(Dataset rows describing interfaces)
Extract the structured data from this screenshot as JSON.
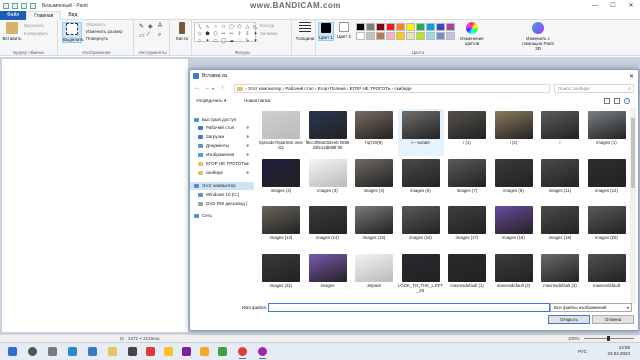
{
  "paint": {
    "title": "Безымянный - Paint",
    "watermark": "www.BANDICAM.com",
    "window_controls": [
      "—",
      "☐",
      "✕"
    ],
    "tabs": [
      "Файл",
      "Главная",
      "Вид"
    ],
    "groups": {
      "clipboard": {
        "label": "Буфер обмена",
        "paste": "Вставить",
        "cut": "Вырезать",
        "copy": "Копировать"
      },
      "image": {
        "label": "Изображение",
        "select": "Выделить",
        "crop": "Обрезать",
        "resize": "Изменить размер",
        "rotate": "Повернуть"
      },
      "tools": {
        "label": "Инструменты"
      },
      "brushes": "Кисти",
      "shapes": {
        "label": "Фигуры",
        "outline": "Контур",
        "fill": "Заливка"
      },
      "size": "Толщина",
      "colors": {
        "label": "Цвета",
        "color1": "Цвет 1",
        "color2": "Цвет 2",
        "edit": "Изменение цветов",
        "paint3d": "Изменить с помощью Paint 3D"
      }
    },
    "palette": [
      "#000000",
      "#7f7f7f",
      "#880015",
      "#ed1c24",
      "#ff7f27",
      "#fff200",
      "#22b14c",
      "#00a2e8",
      "#3f48cc",
      "#a349a4",
      "#ffffff",
      "#c3c3c3",
      "#b97a57",
      "#ffaec9",
      "#ffc90e",
      "#efe4b0",
      "#b5e61d",
      "#99d9ea",
      "#7092be",
      "#c8bfe7"
    ],
    "status": {
      "dimensions": "3472 × 2216пкс",
      "zoom": "100%"
    }
  },
  "dialog": {
    "title": "Вставка из",
    "close": "✕",
    "breadcrumb": "› Этот компьютер › Рабочий стол › Егор+Полина › ЕГОР НЕ ТРОГОТЬ › скибиде",
    "search_placeholder": "Поиск: скибиде",
    "organize": "Упорядочить ▾",
    "new_folder": "Новая папка",
    "nav": [
      {
        "label": "Быстрый доступ",
        "color": "#4a8fe0"
      },
      {
        "label": "Рабочий стол",
        "color": "#3b7ad9"
      },
      {
        "label": "Загрузки",
        "color": "#3b7ad9"
      },
      {
        "label": "Документы",
        "color": "#6b8ec0"
      },
      {
        "label": "Изображения",
        "color": "#4aa0d0"
      },
      {
        "label": "ЕГОР НЕ ТРОГОТЬ",
        "color": "#e8c35d"
      },
      {
        "label": "скибиде",
        "color": "#e8c35d"
      },
      {
        "label": "Этот компьютер",
        "color": "#5a88c8"
      },
      {
        "label": "Windows 10 (C:)",
        "color": "#6b8ec0"
      },
      {
        "label": "DVD RW дисковод (",
        "color": "#9aa0a8"
      },
      {
        "label": "Сеть",
        "color": "#4a8fe0"
      }
    ],
    "files": [
      {
        "name": "Episode70partSm oment1",
        "color": "#cfcfcf"
      },
      {
        "name": "f8cc4f9ea032eeb 068523fe14db88f 90",
        "color": "#2a3650"
      },
      {
        "name": "hq720(9)",
        "color": "#7a6a62"
      },
      {
        "name": "i----копия",
        "color": "#6e6e6e"
      },
      {
        "name": "i (1)",
        "color": "#55524c"
      },
      {
        "name": "i (2)",
        "color": "#8a7a5e"
      },
      {
        "name": "i",
        "color": "#5c5c5c"
      },
      {
        "name": "images (1)",
        "color": "#7a8085"
      },
      {
        "name": "images (2)",
        "color": "#1c1c3c"
      },
      {
        "name": "images (3)",
        "color": "#f4f4f4"
      },
      {
        "name": "images (4)",
        "color": "#6e6a60"
      },
      {
        "name": "images (6)",
        "color": "#4a4a4a"
      },
      {
        "name": "images (7)",
        "color": "#5a5a5a"
      },
      {
        "name": "images (8)",
        "color": "#3a3a3a"
      },
      {
        "name": "images (11)",
        "color": "#4c4a48"
      },
      {
        "name": "images (12)",
        "color": "#2e2e2e"
      },
      {
        "name": "images (13)",
        "color": "#6a6558"
      },
      {
        "name": "images (14)",
        "color": "#3c3c3c"
      },
      {
        "name": "images (15)",
        "color": "#7a7a78"
      },
      {
        "name": "images (16)",
        "color": "#5a5a5a"
      },
      {
        "name": "images (17)",
        "color": "#3e3e3e"
      },
      {
        "name": "images (18)",
        "color": "#6a4aa0"
      },
      {
        "name": "images (19)",
        "color": "#4a4a48"
      },
      {
        "name": "images (20)",
        "color": "#5c5a58"
      },
      {
        "name": "images (21)",
        "color": "#3a3a3a"
      },
      {
        "name": "images",
        "color": "#7a5ab0"
      },
      {
        "name": "Jetpack",
        "color": "#f2f2f2"
      },
      {
        "name": "LOOK_TO_THE_L EFT_29",
        "color": "#2a2a30"
      },
      {
        "name": "maxresdefault (1)",
        "color": "#2a2a2a"
      },
      {
        "name": "maxresdefault (2)",
        "color": "#3c3c3c"
      },
      {
        "name": "maxresdefault (3)",
        "color": "#6a6a68"
      },
      {
        "name": "maxresdefault",
        "color": "#505050"
      }
    ],
    "file_name_label": "Имя файла:",
    "file_name_value": "",
    "file_type": "Все файлы изображений",
    "open": "Открыть",
    "cancel": "Отмена"
  },
  "tray": {
    "lang": "РУС",
    "time": "14:55",
    "date": "23.04.2024"
  }
}
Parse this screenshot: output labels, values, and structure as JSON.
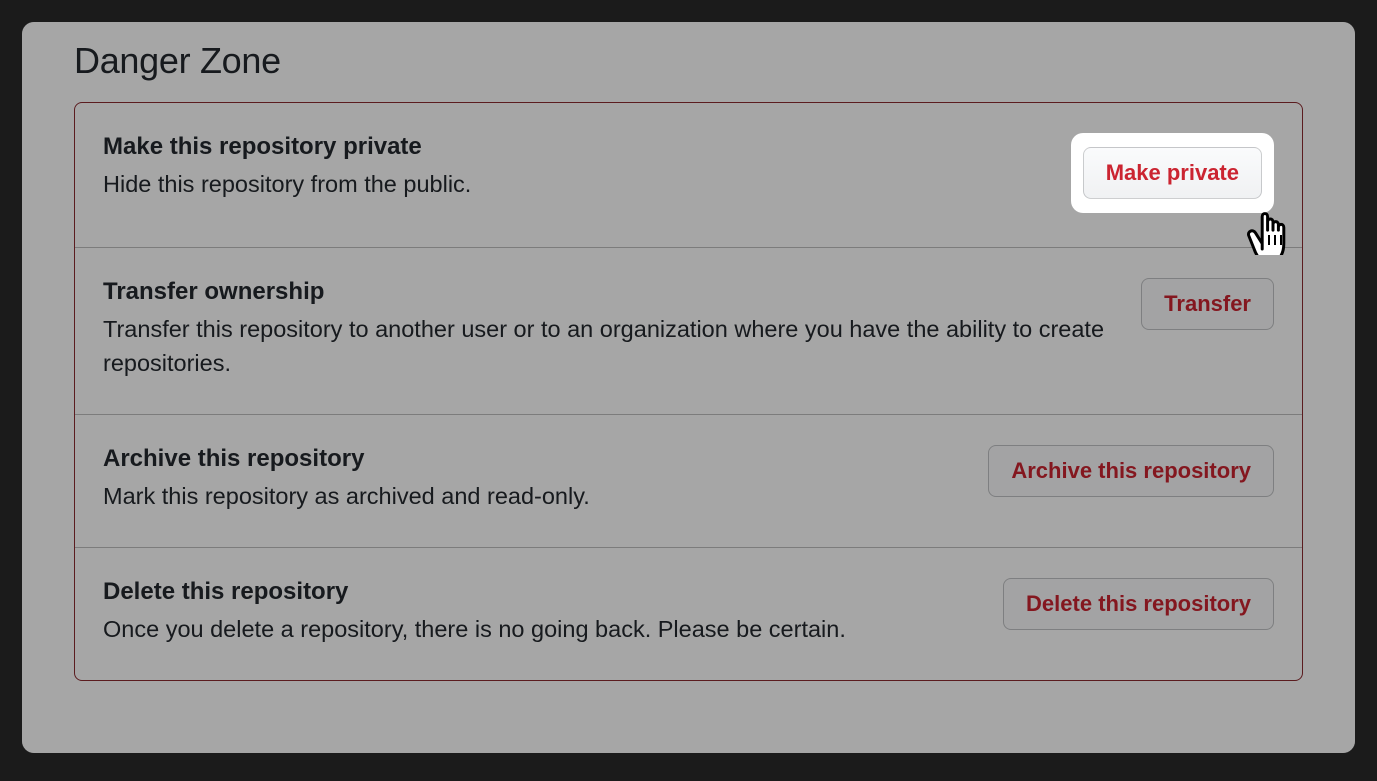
{
  "section": {
    "title": "Danger Zone"
  },
  "rows": [
    {
      "title": "Make this repository private",
      "desc": "Hide this repository from the public.",
      "button": "Make private"
    },
    {
      "title": "Transfer ownership",
      "desc": "Transfer this repository to another user or to an organization where you have the ability to create repositories.",
      "button": "Transfer"
    },
    {
      "title": "Archive this repository",
      "desc": "Mark this repository as archived and read-only.",
      "button": "Archive this repository"
    },
    {
      "title": "Delete this repository",
      "desc": "Once you delete a repository, there is no going back. Please be certain.",
      "button": "Delete this repository"
    }
  ]
}
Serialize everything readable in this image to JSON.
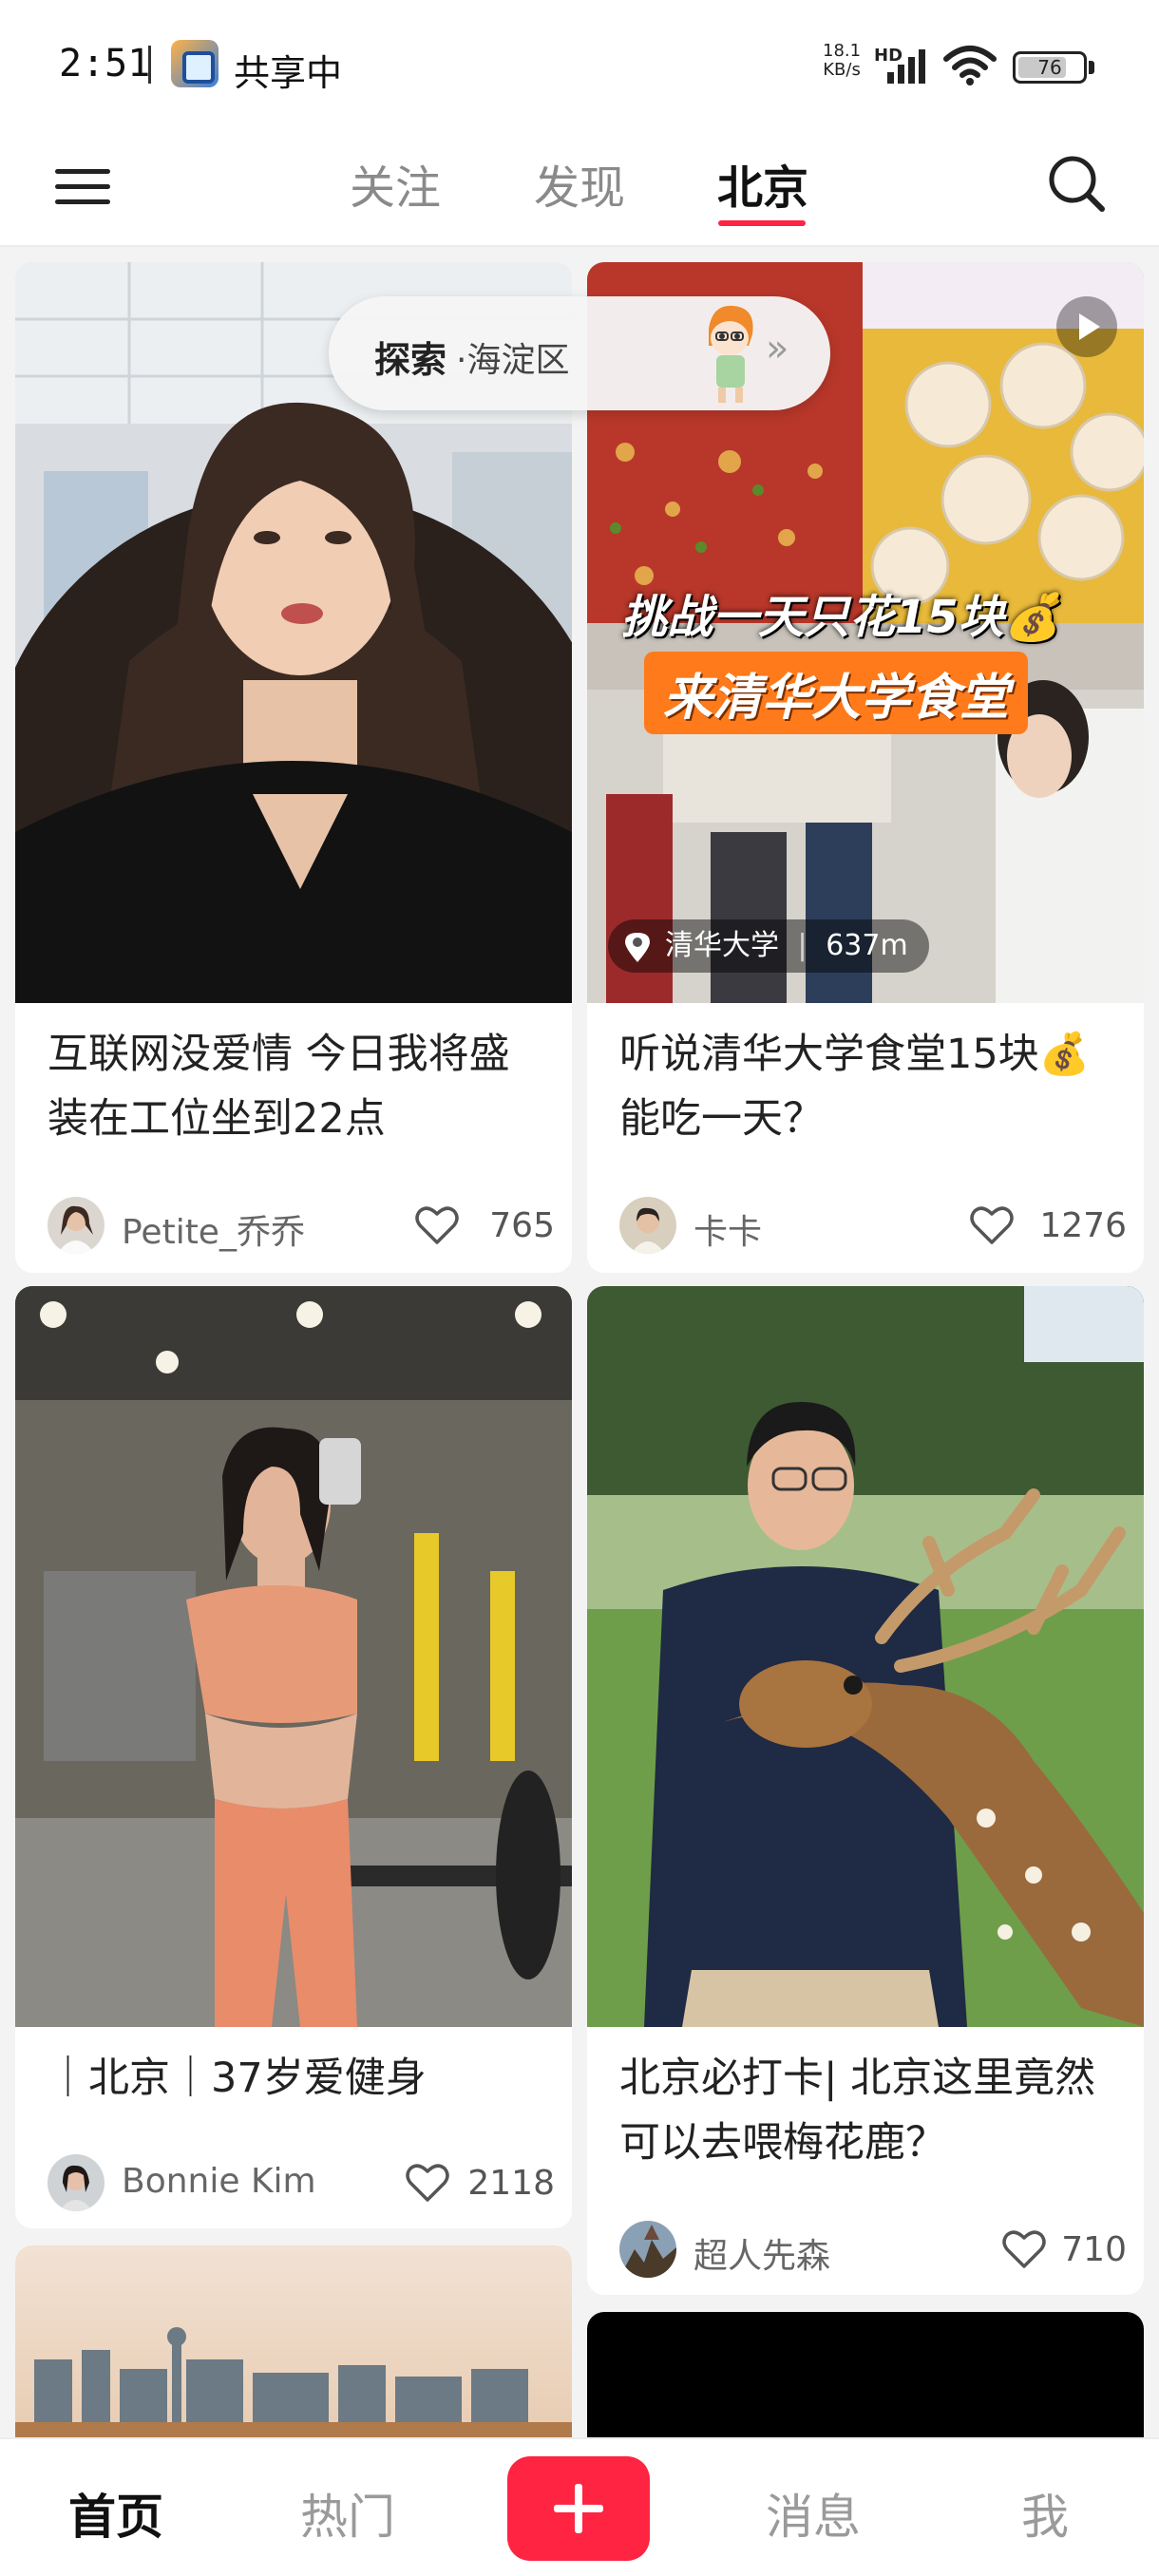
{
  "status": {
    "time": "2:51",
    "sharing": "共享中",
    "net_speed": "18.1",
    "net_unit": "KB/s",
    "network": "HD",
    "battery": "76"
  },
  "nav": {
    "tabs": [
      "关注",
      "发现",
      "北京"
    ],
    "active_tab": "北京"
  },
  "explore": {
    "label": "探索",
    "district": "·海淀区"
  },
  "feed": [
    {
      "title": "互联网没爱情 今日我将盛装在工位坐到22点",
      "author": "Petite_乔乔",
      "likes": "765"
    },
    {
      "title": "听说清华大学食堂15块💰能吃一天？",
      "author": "卡卡",
      "likes": "1276",
      "video": true,
      "headline_1": "挑战一天只花15块💰",
      "headline_2": "来清华大学食堂",
      "location": "清华大学",
      "distance": "637m"
    },
    {
      "title": "｜北京｜37岁爱健身",
      "author": "Bonnie Kim",
      "likes": "2118"
    },
    {
      "title": "北京必打卡| 北京这里竟然可以去喂梅花鹿？",
      "author": "超人先森",
      "likes": "710"
    }
  ],
  "bottom_nav": {
    "home": "首页",
    "hot": "热门",
    "messages": "消息",
    "me": "我"
  },
  "colors": {
    "accent": "#ff2442",
    "background": "#f3f3f3"
  }
}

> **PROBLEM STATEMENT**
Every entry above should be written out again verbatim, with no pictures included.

> **WRITTEN ANSWER**
Extract the structured data from this screenshot as JSON.
{
  "paint": {
    "title": "Безымянный - Paint",
    "watermark": "www.BANDICAM.com",
    "window_controls": [
      "—",
      "☐",
      "✕"
    ],
    "tabs": [
      "Файл",
      "Главная",
      "Вид"
    ],
    "groups": {
      "clipboard": {
        "label": "Буфер обмена",
        "paste": "Вставить",
        "cut": "Вырезать",
        "copy": "Копировать"
      },
      "image": {
        "label": "Изображение",
        "select": "Выделить",
        "crop": "Обрезать",
        "resize": "Изменить размер",
        "rotate": "Повернуть"
      },
      "tools": {
        "label": "Инструменты"
      },
      "brushes": "Кисти",
      "shapes": {
        "label": "Фигуры",
        "outline": "Контур",
        "fill": "Заливка"
      },
      "size": "Толщина",
      "colors": {
        "label": "Цвета",
        "color1": "Цвет 1",
        "color2": "Цвет 2",
        "edit": "Изменение цветов",
        "paint3d": "Изменить с помощью Paint 3D"
      }
    },
    "palette": [
      "#000000",
      "#7f7f7f",
      "#880015",
      "#ed1c24",
      "#ff7f27",
      "#fff200",
      "#22b14c",
      "#00a2e8",
      "#3f48cc",
      "#a349a4",
      "#ffffff",
      "#c3c3c3",
      "#b97a57",
      "#ffaec9",
      "#ffc90e",
      "#efe4b0",
      "#b5e61d",
      "#99d9ea",
      "#7092be",
      "#c8bfe7"
    ],
    "status": {
      "dimensions": "3472 × 2216пкс",
      "zoom": "100%"
    }
  },
  "dialog": {
    "title": "Вставка из",
    "close": "✕",
    "breadcrumb": "› Этот компьютер › Рабочий стол › Егор+Полина › ЕГОР НЕ ТРОГОТЬ › скибиде",
    "search_placeholder": "Поиск: скибиде",
    "organize": "Упорядочить ▾",
    "new_folder": "Новая папка",
    "nav": [
      {
        "label": "Быстрый доступ",
        "color": "#4a8fe0"
      },
      {
        "label": "Рабочий стол",
        "color": "#3b7ad9"
      },
      {
        "label": "Загрузки",
        "color": "#3b7ad9"
      },
      {
        "label": "Документы",
        "color": "#6b8ec0"
      },
      {
        "label": "Изображения",
        "color": "#4aa0d0"
      },
      {
        "label": "ЕГОР НЕ ТРОГОТЬ",
        "color": "#e8c35d"
      },
      {
        "label": "скибиде",
        "color": "#e8c35d"
      },
      {
        "label": "Этот компьютер",
        "color": "#5a88c8"
      },
      {
        "label": "Windows 10 (C:)",
        "color": "#6b8ec0"
      },
      {
        "label": "DVD RW дисковод (",
        "color": "#9aa0a8"
      },
      {
        "label": "Сеть",
        "color": "#4a8fe0"
      }
    ],
    "files": [
      {
        "name": "Episode70partSm oment1",
        "color": "#cfcfcf"
      },
      {
        "name": "f8cc4f9ea032eeb 068523fe14db88f 90",
        "color": "#2a3650"
      },
      {
        "name": "hq720(9)",
        "color": "#7a6a62"
      },
      {
        "name": "i----копия",
        "color": "#6e6e6e"
      },
      {
        "name": "i (1)",
        "color": "#55524c"
      },
      {
        "name": "i (2)",
        "color": "#8a7a5e"
      },
      {
        "name": "i",
        "color": "#5c5c5c"
      },
      {
        "name": "images (1)",
        "color": "#7a8085"
      },
      {
        "name": "images (2)",
        "color": "#1c1c3c"
      },
      {
        "name": "images (3)",
        "color": "#f4f4f4"
      },
      {
        "name": "images (4)",
        "color": "#6e6a60"
      },
      {
        "name": "images (6)",
        "color": "#4a4a4a"
      },
      {
        "name": "images (7)",
        "color": "#5a5a5a"
      },
      {
        "name": "images (8)",
        "color": "#3a3a3a"
      },
      {
        "name": "images (11)",
        "color": "#4c4a48"
      },
      {
        "name": "images (12)",
        "color": "#2e2e2e"
      },
      {
        "name": "images (13)",
        "color": "#6a6558"
      },
      {
        "name": "images (14)",
        "color": "#3c3c3c"
      },
      {
        "name": "images (15)",
        "color": "#7a7a78"
      },
      {
        "name": "images (16)",
        "color": "#5a5a5a"
      },
      {
        "name": "images (17)",
        "color": "#3e3e3e"
      },
      {
        "name": "images (18)",
        "color": "#6a4aa0"
      },
      {
        "name": "images (19)",
        "color": "#4a4a48"
      },
      {
        "name": "images (20)",
        "color": "#5c5a58"
      },
      {
        "name": "images (21)",
        "color": "#3a3a3a"
      },
      {
        "name": "images",
        "color": "#7a5ab0"
      },
      {
        "name": "Jetpack",
        "color": "#f2f2f2"
      },
      {
        "name": "LOOK_TO_THE_L EFT_29",
        "color": "#2a2a30"
      },
      {
        "name": "maxresdefault (1)",
        "color": "#2a2a2a"
      },
      {
        "name": "maxresdefault (2)",
        "color": "#3c3c3c"
      },
      {
        "name": "maxresdefault (3)",
        "color": "#6a6a68"
      },
      {
        "name": "maxresdefault",
        "color": "#505050"
      }
    ],
    "file_name_label": "Имя файла:",
    "file_name_value": "",
    "file_type": "Все файлы изображений",
    "open": "Открыть",
    "cancel": "Отмена"
  },
  "tray": {
    "lang": "РУС",
    "time": "14:55",
    "date": "23.04.2024"
  }
}
Parse this screenshot: output labels, values, and structure as JSON.
{
  "section": {
    "title": "Danger Zone"
  },
  "rows": [
    {
      "title": "Make this repository private",
      "desc": "Hide this repository from the public.",
      "button": "Make private"
    },
    {
      "title": "Transfer ownership",
      "desc": "Transfer this repository to another user or to an organization where you have the ability to create repositories.",
      "button": "Transfer"
    },
    {
      "title": "Archive this repository",
      "desc": "Mark this repository as archived and read-only.",
      "button": "Archive this repository"
    },
    {
      "title": "Delete this repository",
      "desc": "Once you delete a repository, there is no going back. Please be certain.",
      "button": "Delete this repository"
    }
  ]
}
Serialize everything readable in this image to JSON.
{
  "status": {
    "time": "2:51",
    "sharing": "共享中",
    "net_speed": "18.1",
    "net_unit": "KB/s",
    "network": "HD",
    "battery": "76"
  },
  "nav": {
    "tabs": [
      "关注",
      "发现",
      "北京"
    ],
    "active_tab": "北京"
  },
  "explore": {
    "label": "探索",
    "district": "·海淀区"
  },
  "feed": [
    {
      "title": "互联网没爱情 今日我将盛装在工位坐到22点",
      "author": "Petite_乔乔",
      "likes": "765"
    },
    {
      "title": "听说清华大学食堂15块💰能吃一天？",
      "author": "卡卡",
      "likes": "1276",
      "video": true,
      "headline_1": "挑战一天只花15块💰",
      "headline_2": "来清华大学食堂",
      "location": "清华大学",
      "distance": "637m"
    },
    {
      "title": "｜北京｜37岁爱健身",
      "author": "Bonnie Kim",
      "likes": "2118"
    },
    {
      "title": "北京必打卡| 北京这里竟然可以去喂梅花鹿？",
      "author": "超人先森",
      "likes": "710"
    }
  ],
  "bottom_nav": {
    "home": "首页",
    "hot": "热门",
    "messages": "消息",
    "me": "我"
  },
  "colors": {
    "accent": "#ff2442",
    "background": "#f3f3f3"
  }
}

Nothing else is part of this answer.